- Opening Delimiter -
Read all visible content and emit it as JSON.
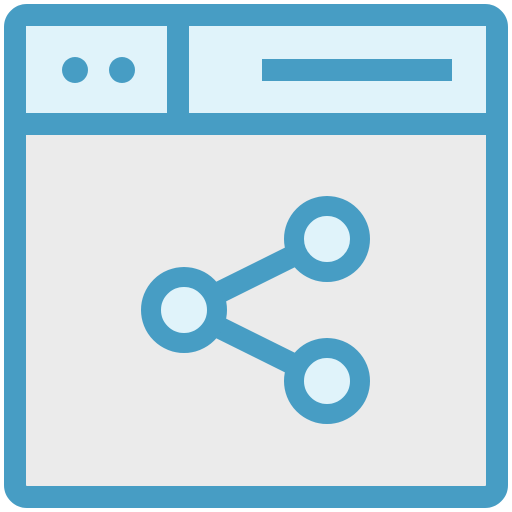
{
  "icon": {
    "name": "browser-window-share-icon",
    "parts": [
      "window-frame",
      "titlebar",
      "window-controls",
      "address-bar",
      "content-area",
      "share-icon"
    ]
  },
  "colors": {
    "stroke": "#479DC4",
    "titlebar_fill": "#E0F3FA",
    "content_fill": "#EBEBEB",
    "node_fill": "#E0F3FA",
    "background": "#FFFFFF"
  }
}
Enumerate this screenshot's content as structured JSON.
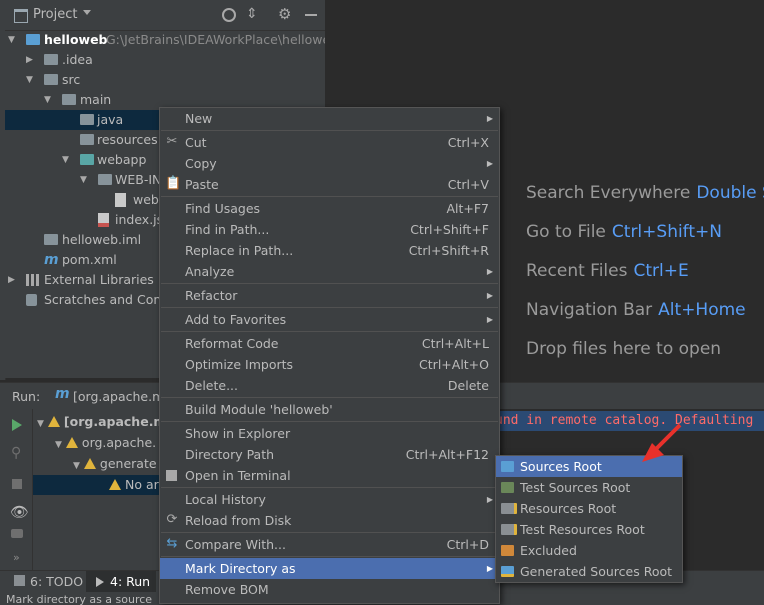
{
  "project_panel": {
    "title": "Project",
    "tree": [
      {
        "label": "helloweb",
        "path": "G:\\JetBrains\\IDEAWorkPlace\\helloweb",
        "bold": true
      },
      {
        "label": ".idea"
      },
      {
        "label": "src"
      },
      {
        "label": "main"
      },
      {
        "label": "java"
      },
      {
        "label": "resources"
      },
      {
        "label": "webapp"
      },
      {
        "label": "WEB-IN"
      },
      {
        "label": "web"
      },
      {
        "label": "index.js"
      },
      {
        "label": "helloweb.iml"
      },
      {
        "label": "pom.xml"
      },
      {
        "label": "External Libraries"
      },
      {
        "label": "Scratches and Cons"
      }
    ]
  },
  "editor_hints": [
    {
      "label": "Search Everywhere",
      "key": "Double Shi"
    },
    {
      "label": "Go to File",
      "key": "Ctrl+Shift+N"
    },
    {
      "label": "Recent Files",
      "key": "Ctrl+E"
    },
    {
      "label": "Navigation Bar",
      "key": "Alt+Home"
    },
    {
      "label": "Drop files here to open",
      "key": ""
    }
  ],
  "run_panel": {
    "label": "Run:",
    "tab": "[org.apache.m",
    "tree": [
      {
        "label": "[org.apache.m"
      },
      {
        "label": "org.apache."
      },
      {
        "label": "generate"
      },
      {
        "label": "No ar"
      }
    ],
    "console_line": "und in remote catalog. Defaulting"
  },
  "context_menu": {
    "items": [
      {
        "label": "New",
        "shortcut": "",
        "submenu": true
      },
      {
        "sep": true
      },
      {
        "label": "Cut",
        "shortcut": "Ctrl+X",
        "icon": "cut-icon"
      },
      {
        "label": "Copy",
        "shortcut": "",
        "submenu": true
      },
      {
        "label": "Paste",
        "shortcut": "Ctrl+V",
        "icon": "paste-icon"
      },
      {
        "sep": true
      },
      {
        "label": "Find Usages",
        "shortcut": "Alt+F7"
      },
      {
        "label": "Find in Path...",
        "shortcut": "Ctrl+Shift+F"
      },
      {
        "label": "Replace in Path...",
        "shortcut": "Ctrl+Shift+R"
      },
      {
        "label": "Analyze",
        "shortcut": "",
        "submenu": true
      },
      {
        "sep": true
      },
      {
        "label": "Refactor",
        "shortcut": "",
        "submenu": true
      },
      {
        "sep": true
      },
      {
        "label": "Add to Favorites",
        "shortcut": "",
        "submenu": true
      },
      {
        "sep": true
      },
      {
        "label": "Reformat Code",
        "shortcut": "Ctrl+Alt+L"
      },
      {
        "label": "Optimize Imports",
        "shortcut": "Ctrl+Alt+O"
      },
      {
        "label": "Delete...",
        "shortcut": "Delete"
      },
      {
        "sep": true
      },
      {
        "label": "Build Module 'helloweb'",
        "shortcut": ""
      },
      {
        "sep": true
      },
      {
        "label": "Show in Explorer",
        "shortcut": ""
      },
      {
        "label": "Directory Path",
        "shortcut": "Ctrl+Alt+F12"
      },
      {
        "label": "Open in Terminal",
        "shortcut": "",
        "icon": "terminal-icon"
      },
      {
        "sep": true
      },
      {
        "label": "Local History",
        "shortcut": "",
        "submenu": true
      },
      {
        "label": "Reload from Disk",
        "shortcut": "",
        "icon": "reload-icon"
      },
      {
        "sep": true
      },
      {
        "label": "Compare With...",
        "shortcut": "Ctrl+D",
        "icon": "compare-icon"
      },
      {
        "sep": true
      },
      {
        "label": "Mark Directory as",
        "shortcut": "",
        "submenu": true,
        "highlighted": true
      },
      {
        "label": "Remove BOM",
        "shortcut": ""
      }
    ]
  },
  "mark_submenu": {
    "items": [
      {
        "label": "Sources Root",
        "color": "#5a9fd4",
        "highlighted": true
      },
      {
        "label": "Test Sources Root",
        "color": "#6a8759"
      },
      {
        "label": "Resources Root",
        "color": "#8a8f93"
      },
      {
        "label": "Test Resources Root",
        "color": "#8a8f93"
      },
      {
        "label": "Excluded",
        "color": "#d0883a"
      },
      {
        "label": "Generated Sources Root",
        "color": "#5a9fd4"
      }
    ]
  },
  "tool_tabs": [
    {
      "label": "6: TODO"
    },
    {
      "label": "4: Run"
    }
  ],
  "status_bar": "Mark directory as a source"
}
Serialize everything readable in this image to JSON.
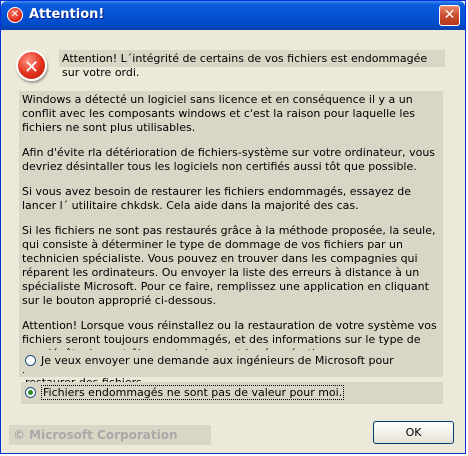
{
  "window": {
    "title": "Attention!",
    "close_glyph": "✕",
    "icon": "error-icon"
  },
  "dialog": {
    "headline": "Attention! L´intégrité de certains de vos fichiers est endommagée sur votre ordi.",
    "paragraphs": [
      "Windows a détecté un logiciel sans licence et en conséquence il y a un conflit avec les composants windows et c'est la raison pour laquelle les fichiers ne sont plus utilisables.",
      "Afin d'évite rla détérioration de fichiers-système sur votre ordinateur, vous devriez désintaller tous les logiciels non certifiés aussi tôt que possible.",
      "Si vous avez besoin de restaurer les fichiers endommagés, essayez de lancer l´ utilitaire chkdsk. Cela aide dans la majorité des cas.",
      "Si les fichiers ne sont pas restaurés grâce à la méthode proposée, la seule, qui consiste à déterminer le type de dommage de vos fichiers par un technicien spécialiste. Vous pouvez en trouver dans les compagnies qui réparent les ordinateurs. Ou envoyer la liste des erreurs à distance à un spécialiste Microsoft. Pour ce faire, remplissez une application en cliquant sur le bouton approprié ci-dessous.",
      "Attention! Lorsque vous réinstallez ou la restauration de votre système vos fichiers seront toujours endommagés, et des informations sur le type de vos dégâts de contrôle sront perdues et la récupération ne sera pas possible."
    ],
    "options": [
      {
        "label": "Je veux envoyer une demande aux ingénieurs de Microsoft pour restaurer des fichiers",
        "selected": false
      },
      {
        "label": "Fichiers endommagés ne sont pas de valeur pour moi.",
        "selected": true
      }
    ],
    "copyright": "© Microsoft Corporation",
    "ok_label": "OK"
  },
  "colors": {
    "titlebar": "#0453d6",
    "dialog_bg": "#ece9d8",
    "text_bg": "#dad6c6",
    "error_red": "#e1301a"
  }
}
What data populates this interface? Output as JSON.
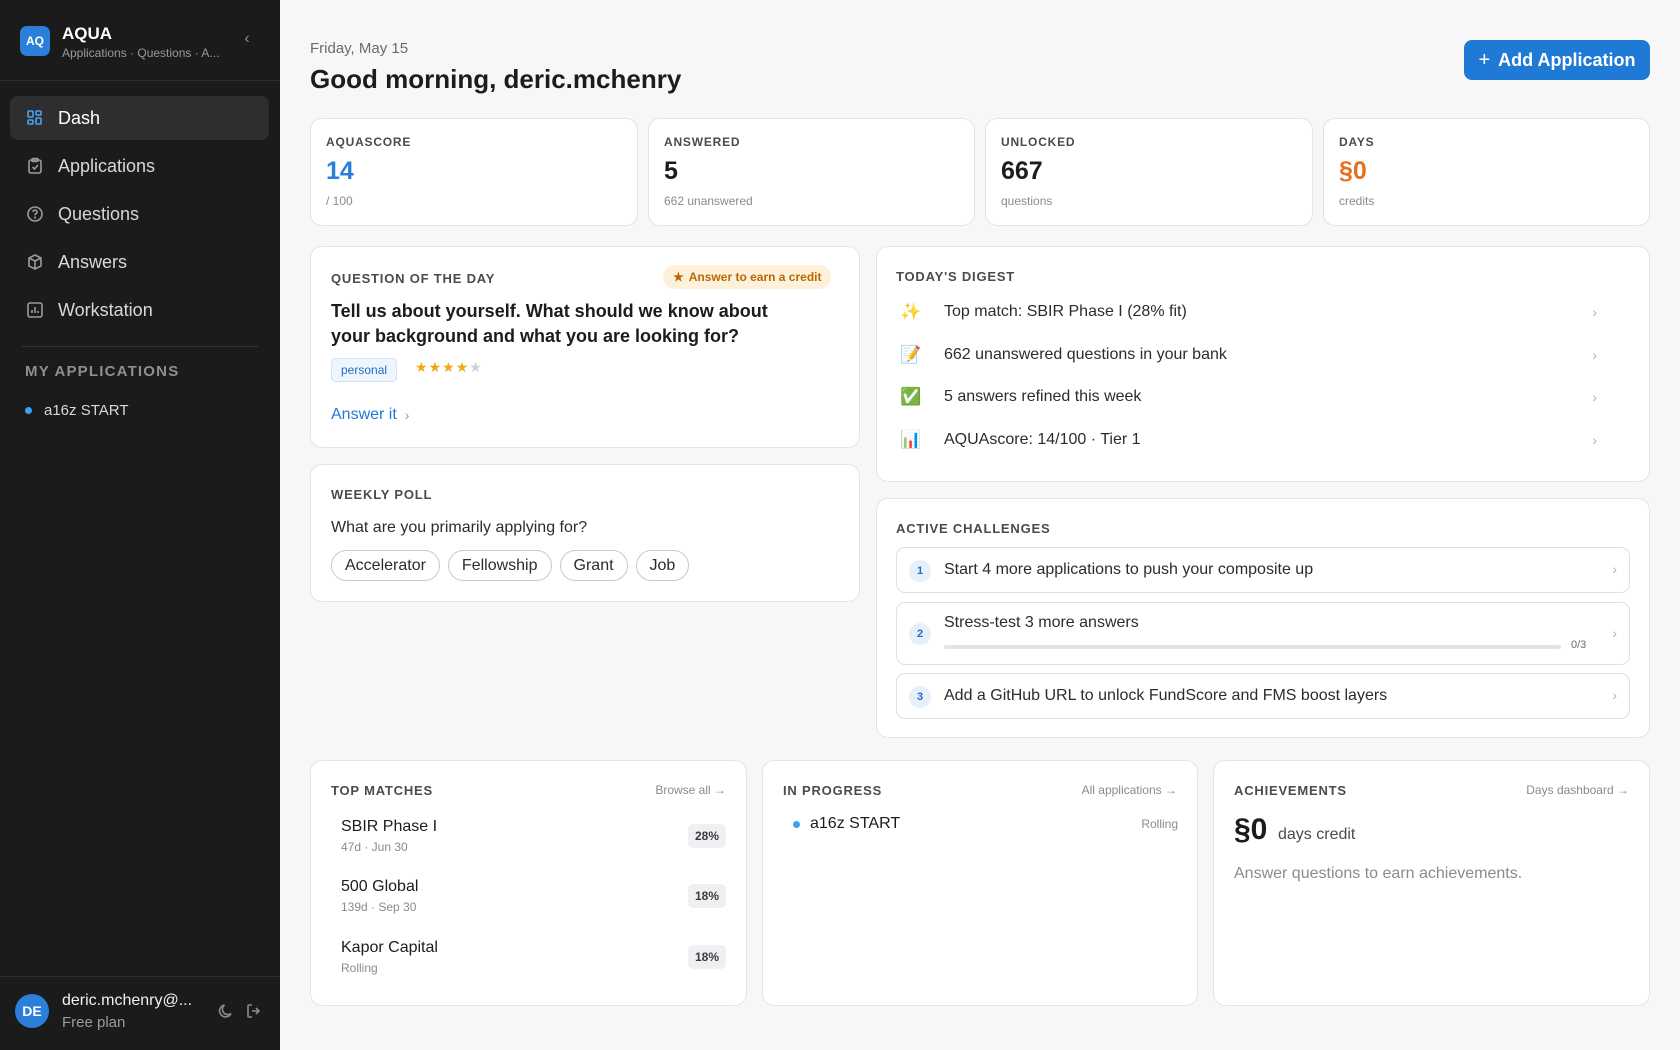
{
  "brand": {
    "logo": "AQ",
    "title": "AQUA",
    "subtitle": "Applications · Questions · A..."
  },
  "nav": [
    {
      "label": "Dash",
      "icon": "grid-icon",
      "active": true
    },
    {
      "label": "Applications",
      "icon": "clipboard-icon"
    },
    {
      "label": "Questions",
      "icon": "question-circle-icon"
    },
    {
      "label": "Answers",
      "icon": "box-icon"
    },
    {
      "label": "Workstation",
      "icon": "chart-icon"
    }
  ],
  "my_applications": {
    "title": "MY APPLICATIONS",
    "items": [
      "a16z START"
    ]
  },
  "user": {
    "initials": "DE",
    "email": "deric.mchenry@...",
    "plan": "Free plan"
  },
  "header": {
    "date": "Friday, May 15",
    "greeting": "Good morning, deric.mchenry",
    "add_button": "Add Application"
  },
  "stats": [
    {
      "label": "AQUASCORE",
      "value": "14",
      "sub": "/ 100",
      "color": "#2b7fd8"
    },
    {
      "label": "ANSWERED",
      "value": "5",
      "sub": "662 unanswered",
      "color": "#1c1c1e"
    },
    {
      "label": "UNLOCKED",
      "value": "667",
      "sub": "questions",
      "color": "#1c1c1e"
    },
    {
      "label": "DAYS",
      "value": "§0",
      "sub": "credits",
      "color": "#e8701a"
    }
  ],
  "question_of_day": {
    "title": "QUESTION OF THE DAY",
    "badge": "Answer to earn a credit",
    "question": "Tell us about yourself. What should we know about your background and what you are looking for?",
    "tag": "personal",
    "rating": 4,
    "rating_max": 5,
    "action": "Answer it"
  },
  "weekly_poll": {
    "title": "WEEKLY POLL",
    "question": "What are you primarily applying for?",
    "options": [
      "Accelerator",
      "Fellowship",
      "Grant",
      "Job"
    ]
  },
  "digest": {
    "title": "TODAY'S DIGEST",
    "items": [
      {
        "emoji": "✨",
        "text": "Top match: SBIR Phase I (28% fit)"
      },
      {
        "emoji": "📝",
        "text": "662 unanswered questions in your bank"
      },
      {
        "emoji": "✅",
        "text": "5 answers refined this week"
      },
      {
        "emoji": "📊",
        "text": "AQUAscore: 14/100 · Tier 1"
      }
    ]
  },
  "challenges": {
    "title": "ACTIVE CHALLENGES",
    "items": [
      {
        "num": "1",
        "text": "Start 4 more applications to push your composite up"
      },
      {
        "num": "2",
        "text": "Stress-test 3 more answers",
        "progress": 0,
        "progress_label": "0/3"
      },
      {
        "num": "3",
        "text": "Add a GitHub URL to unlock FundScore and FMS boost layers"
      }
    ]
  },
  "top_matches": {
    "title": "TOP MATCHES",
    "link": "Browse all →",
    "items": [
      {
        "name": "SBIR Phase I",
        "meta": "47d · Jun 30",
        "pct": "28%"
      },
      {
        "name": "500 Global",
        "meta": "139d · Sep 30",
        "pct": "18%"
      },
      {
        "name": "Kapor Capital",
        "meta": "Rolling",
        "pct": "18%"
      }
    ]
  },
  "in_progress": {
    "title": "IN PROGRESS",
    "link": "All applications →",
    "items": [
      {
        "name": "a16z START",
        "status": "Rolling"
      }
    ]
  },
  "achievements": {
    "title": "ACHIEVEMENTS",
    "link": "Days dashboard →",
    "value": "§0",
    "unit": "days credit",
    "empty": "Answer questions to earn achievements."
  }
}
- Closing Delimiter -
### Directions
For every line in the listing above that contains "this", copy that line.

### Exercise response
Enumerate this screenshot's content as structured JSON.
Serialize everything readable in this image to JSON.
What data populates this interface? Output as JSON.
        "text": "5 answers refined this week"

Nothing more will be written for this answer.